**Record set:**
^^^^

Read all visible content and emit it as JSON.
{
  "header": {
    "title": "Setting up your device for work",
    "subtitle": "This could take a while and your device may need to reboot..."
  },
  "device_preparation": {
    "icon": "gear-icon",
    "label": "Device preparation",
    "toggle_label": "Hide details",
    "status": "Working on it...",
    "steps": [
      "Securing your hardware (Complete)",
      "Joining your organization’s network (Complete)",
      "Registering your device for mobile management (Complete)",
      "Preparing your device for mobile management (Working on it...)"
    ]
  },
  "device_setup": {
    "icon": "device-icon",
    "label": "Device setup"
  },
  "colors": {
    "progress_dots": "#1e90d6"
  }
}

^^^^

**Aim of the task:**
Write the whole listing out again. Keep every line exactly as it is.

**Finished task:**
Read all visible content and emit it as JSON.
{
  "header": {
    "title": "Setting up your device for work",
    "subtitle": "This could take a while and your device may need to reboot..."
  },
  "device_preparation": {
    "icon": "gear-icon",
    "label": "Device preparation",
    "toggle_label": "Hide details",
    "status": "Working on it...",
    "steps": [
      "Securing your hardware (Complete)",
      "Joining your organization’s network (Complete)",
      "Registering your device for mobile management (Complete)",
      "Preparing your device for mobile management (Working on it...)"
    ]
  },
  "device_setup": {
    "icon": "device-icon",
    "label": "Device setup"
  },
  "colors": {
    "progress_dots": "#1e90d6"
  }
}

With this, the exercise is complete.